A Numerical Modeling Study of Turbulence and Sediment Resuspension in the Near Field of River Plumes

Monday, 15 December 2014
Jia-Lin Chen, Center for Applied Coastal Research, Newark, DE, United States, Tian-Jian Hsu, University of Delaware, Newark, DE, United States, W Rockwell Geyer, WHOI, Woods Hole, MA, United States and Shihnan Chen, Institute of Oceanography, Taipei, Taiwan

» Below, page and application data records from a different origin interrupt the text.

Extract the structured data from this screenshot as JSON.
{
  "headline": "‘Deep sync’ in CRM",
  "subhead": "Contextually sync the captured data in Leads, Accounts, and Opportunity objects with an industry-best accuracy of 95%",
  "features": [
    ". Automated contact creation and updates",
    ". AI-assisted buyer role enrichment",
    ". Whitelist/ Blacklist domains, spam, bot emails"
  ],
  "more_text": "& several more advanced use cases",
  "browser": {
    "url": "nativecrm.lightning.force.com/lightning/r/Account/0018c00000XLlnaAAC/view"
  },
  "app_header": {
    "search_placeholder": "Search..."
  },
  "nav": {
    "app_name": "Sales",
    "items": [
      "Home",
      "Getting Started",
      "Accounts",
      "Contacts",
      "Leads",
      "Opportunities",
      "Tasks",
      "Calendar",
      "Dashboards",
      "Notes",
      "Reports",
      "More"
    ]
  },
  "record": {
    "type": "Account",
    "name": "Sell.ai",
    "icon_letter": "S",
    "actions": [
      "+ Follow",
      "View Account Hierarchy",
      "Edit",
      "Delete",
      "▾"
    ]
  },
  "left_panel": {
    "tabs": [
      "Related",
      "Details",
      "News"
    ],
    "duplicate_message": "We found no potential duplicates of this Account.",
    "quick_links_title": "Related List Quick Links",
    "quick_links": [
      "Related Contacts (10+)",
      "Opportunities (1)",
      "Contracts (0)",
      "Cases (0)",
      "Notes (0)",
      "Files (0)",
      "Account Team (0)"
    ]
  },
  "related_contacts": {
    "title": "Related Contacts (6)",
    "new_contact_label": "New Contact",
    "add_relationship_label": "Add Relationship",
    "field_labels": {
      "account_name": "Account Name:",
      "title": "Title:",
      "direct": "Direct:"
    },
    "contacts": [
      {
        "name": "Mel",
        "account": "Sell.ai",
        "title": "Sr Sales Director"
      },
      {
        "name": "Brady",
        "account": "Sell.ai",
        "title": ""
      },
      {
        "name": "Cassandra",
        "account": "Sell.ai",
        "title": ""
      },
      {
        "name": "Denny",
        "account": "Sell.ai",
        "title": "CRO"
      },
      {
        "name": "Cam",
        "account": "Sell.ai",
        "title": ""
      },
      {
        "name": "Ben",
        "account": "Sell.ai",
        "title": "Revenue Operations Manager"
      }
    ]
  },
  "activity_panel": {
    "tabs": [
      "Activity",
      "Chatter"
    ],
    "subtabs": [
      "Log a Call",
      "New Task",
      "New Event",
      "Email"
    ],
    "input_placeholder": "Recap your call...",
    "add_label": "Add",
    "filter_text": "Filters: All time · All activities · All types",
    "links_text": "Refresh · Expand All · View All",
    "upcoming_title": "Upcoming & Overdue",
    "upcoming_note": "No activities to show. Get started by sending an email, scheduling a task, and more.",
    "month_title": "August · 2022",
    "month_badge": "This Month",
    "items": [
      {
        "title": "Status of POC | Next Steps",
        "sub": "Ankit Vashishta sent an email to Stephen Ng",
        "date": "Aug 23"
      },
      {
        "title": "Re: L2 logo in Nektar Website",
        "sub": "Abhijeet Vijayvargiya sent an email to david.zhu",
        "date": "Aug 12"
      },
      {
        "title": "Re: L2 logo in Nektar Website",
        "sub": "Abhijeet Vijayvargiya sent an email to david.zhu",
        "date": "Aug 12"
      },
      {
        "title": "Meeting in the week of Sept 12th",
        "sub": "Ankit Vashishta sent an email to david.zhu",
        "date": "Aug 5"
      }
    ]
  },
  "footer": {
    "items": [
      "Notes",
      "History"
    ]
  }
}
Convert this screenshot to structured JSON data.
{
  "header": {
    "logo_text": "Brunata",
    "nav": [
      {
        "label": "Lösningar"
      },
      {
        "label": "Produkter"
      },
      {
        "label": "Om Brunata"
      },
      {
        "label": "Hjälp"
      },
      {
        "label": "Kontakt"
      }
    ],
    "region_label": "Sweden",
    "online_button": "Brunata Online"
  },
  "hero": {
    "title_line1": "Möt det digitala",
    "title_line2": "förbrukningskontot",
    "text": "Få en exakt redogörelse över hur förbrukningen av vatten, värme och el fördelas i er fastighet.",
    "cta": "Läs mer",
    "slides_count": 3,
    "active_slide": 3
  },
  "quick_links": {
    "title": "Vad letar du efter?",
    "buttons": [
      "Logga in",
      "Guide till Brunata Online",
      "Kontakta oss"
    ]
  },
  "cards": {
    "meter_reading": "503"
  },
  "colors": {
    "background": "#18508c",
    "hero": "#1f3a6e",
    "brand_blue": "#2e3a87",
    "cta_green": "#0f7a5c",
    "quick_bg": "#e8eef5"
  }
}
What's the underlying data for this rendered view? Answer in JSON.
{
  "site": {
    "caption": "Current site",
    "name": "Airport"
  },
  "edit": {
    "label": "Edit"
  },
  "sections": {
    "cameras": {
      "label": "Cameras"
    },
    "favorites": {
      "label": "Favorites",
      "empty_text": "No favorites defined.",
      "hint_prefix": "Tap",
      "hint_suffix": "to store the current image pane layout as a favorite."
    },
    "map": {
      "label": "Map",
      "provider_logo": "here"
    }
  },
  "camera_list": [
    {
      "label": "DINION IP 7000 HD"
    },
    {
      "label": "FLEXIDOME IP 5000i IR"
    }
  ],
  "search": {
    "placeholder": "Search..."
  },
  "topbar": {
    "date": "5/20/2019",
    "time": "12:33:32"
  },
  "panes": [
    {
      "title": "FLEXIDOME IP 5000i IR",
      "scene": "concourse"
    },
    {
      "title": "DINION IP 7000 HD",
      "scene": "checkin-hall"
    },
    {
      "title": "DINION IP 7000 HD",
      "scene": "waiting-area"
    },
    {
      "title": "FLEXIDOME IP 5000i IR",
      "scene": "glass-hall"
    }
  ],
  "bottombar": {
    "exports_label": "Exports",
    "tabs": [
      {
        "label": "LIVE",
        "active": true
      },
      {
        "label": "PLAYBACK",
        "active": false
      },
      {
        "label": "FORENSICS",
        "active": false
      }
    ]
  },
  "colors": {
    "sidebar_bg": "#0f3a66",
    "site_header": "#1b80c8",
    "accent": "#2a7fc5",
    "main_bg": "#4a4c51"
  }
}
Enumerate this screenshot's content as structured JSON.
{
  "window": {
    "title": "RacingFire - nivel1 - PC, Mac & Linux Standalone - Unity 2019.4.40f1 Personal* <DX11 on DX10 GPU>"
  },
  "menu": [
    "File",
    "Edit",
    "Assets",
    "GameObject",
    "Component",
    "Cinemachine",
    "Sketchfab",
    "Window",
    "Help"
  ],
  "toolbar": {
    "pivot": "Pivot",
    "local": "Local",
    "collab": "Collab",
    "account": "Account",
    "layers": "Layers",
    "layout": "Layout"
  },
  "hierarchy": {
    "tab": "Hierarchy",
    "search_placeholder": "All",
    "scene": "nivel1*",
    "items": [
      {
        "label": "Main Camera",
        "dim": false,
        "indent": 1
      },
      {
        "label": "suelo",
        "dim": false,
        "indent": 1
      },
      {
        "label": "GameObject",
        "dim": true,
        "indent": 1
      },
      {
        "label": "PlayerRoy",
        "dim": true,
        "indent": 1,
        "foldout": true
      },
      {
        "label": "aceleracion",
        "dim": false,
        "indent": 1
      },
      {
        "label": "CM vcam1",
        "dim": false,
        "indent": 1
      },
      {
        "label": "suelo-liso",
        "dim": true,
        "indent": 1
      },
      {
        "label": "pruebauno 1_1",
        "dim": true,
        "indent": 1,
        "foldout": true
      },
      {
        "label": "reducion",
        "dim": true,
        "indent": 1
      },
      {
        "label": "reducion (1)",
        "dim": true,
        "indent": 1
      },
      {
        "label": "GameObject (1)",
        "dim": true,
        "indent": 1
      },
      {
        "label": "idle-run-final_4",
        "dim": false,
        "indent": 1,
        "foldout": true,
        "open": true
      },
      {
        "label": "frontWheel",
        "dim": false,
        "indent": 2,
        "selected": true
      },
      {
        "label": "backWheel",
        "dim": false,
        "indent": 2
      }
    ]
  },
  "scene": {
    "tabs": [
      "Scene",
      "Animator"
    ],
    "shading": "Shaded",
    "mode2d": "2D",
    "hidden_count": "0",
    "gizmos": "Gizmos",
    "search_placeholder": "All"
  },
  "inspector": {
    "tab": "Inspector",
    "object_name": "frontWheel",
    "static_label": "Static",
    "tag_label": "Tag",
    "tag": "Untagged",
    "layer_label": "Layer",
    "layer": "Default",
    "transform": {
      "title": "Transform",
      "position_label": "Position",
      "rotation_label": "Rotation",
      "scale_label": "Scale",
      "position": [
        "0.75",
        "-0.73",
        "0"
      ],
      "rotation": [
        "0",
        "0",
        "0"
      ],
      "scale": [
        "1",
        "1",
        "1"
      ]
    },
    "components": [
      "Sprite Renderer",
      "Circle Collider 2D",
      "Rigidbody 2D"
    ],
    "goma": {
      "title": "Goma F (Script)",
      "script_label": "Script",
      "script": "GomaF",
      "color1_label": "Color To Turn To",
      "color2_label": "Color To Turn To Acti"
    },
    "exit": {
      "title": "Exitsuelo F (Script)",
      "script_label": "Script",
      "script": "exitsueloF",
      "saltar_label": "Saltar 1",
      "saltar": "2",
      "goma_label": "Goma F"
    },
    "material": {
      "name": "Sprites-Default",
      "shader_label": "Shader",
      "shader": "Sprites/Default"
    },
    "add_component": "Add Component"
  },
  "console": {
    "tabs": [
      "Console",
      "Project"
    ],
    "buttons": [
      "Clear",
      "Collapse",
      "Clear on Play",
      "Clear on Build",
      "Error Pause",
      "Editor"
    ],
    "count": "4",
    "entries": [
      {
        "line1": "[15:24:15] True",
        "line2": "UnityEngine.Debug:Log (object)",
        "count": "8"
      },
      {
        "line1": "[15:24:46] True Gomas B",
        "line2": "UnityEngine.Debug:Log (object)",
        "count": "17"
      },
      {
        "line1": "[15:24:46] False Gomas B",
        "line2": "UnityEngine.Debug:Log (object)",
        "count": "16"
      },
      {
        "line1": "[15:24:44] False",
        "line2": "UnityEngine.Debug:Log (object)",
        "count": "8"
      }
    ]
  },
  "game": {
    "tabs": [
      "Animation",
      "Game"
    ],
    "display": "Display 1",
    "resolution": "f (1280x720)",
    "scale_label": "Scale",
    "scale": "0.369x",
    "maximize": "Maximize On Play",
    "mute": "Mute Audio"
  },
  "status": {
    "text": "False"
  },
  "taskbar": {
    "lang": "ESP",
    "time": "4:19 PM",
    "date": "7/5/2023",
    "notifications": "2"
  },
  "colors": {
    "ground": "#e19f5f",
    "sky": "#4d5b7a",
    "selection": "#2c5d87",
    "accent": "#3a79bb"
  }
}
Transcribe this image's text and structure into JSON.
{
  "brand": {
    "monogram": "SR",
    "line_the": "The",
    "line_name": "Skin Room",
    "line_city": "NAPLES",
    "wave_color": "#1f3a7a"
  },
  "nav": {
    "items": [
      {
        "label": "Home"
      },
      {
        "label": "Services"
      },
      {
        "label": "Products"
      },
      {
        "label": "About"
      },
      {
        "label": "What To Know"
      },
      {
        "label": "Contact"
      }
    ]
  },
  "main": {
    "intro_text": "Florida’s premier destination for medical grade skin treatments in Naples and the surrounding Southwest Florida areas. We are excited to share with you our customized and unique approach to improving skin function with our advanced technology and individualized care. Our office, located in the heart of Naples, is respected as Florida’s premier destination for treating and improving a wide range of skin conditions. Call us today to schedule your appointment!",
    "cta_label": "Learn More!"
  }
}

To understand the dominant mechanisms controlling the delivery of sediment in the near field of river plumes, a numerical study is carried out using Regional Ocean Modeling System (ROMS) with an idealized river mouth domain. The domain is designed to be sufficiently simple such that it can be described by several nondimensional parameters but sufficiently complex to capture the key features of a given river mouth. Motivated by a recent multi-institutional study at the mouth of Columbia River, we first apply the idealized model similar to the Columbia River month during the month of May 2013 when the field observation was conducted. Field observation shows interesting asymmetry of near bed turbidity with significantly higher turbidity observed during flood, which follows the landward migrating front. Numerical model predicts a significantly higher turbulent kinetic energy (TKE) following the landward-migrating front during flood, consistent with the location where high turbidity is observed. Preliminary analysis shows that the predicted high near bed TKE level is associated with the stratified two-layer flow established during flood. The two-layer system establishes high flow shear at the interface and enhances TKE in the lower layer. During ebb, the flow becomes much less stratified with a very low gradient Richardson number, and the TKE distribution more or less follows the classic logarithmic law. More thorough analysis including simulations with different composition of sediment resuspended from the plume nearfield and/or supplied by the river outflow will be discussed.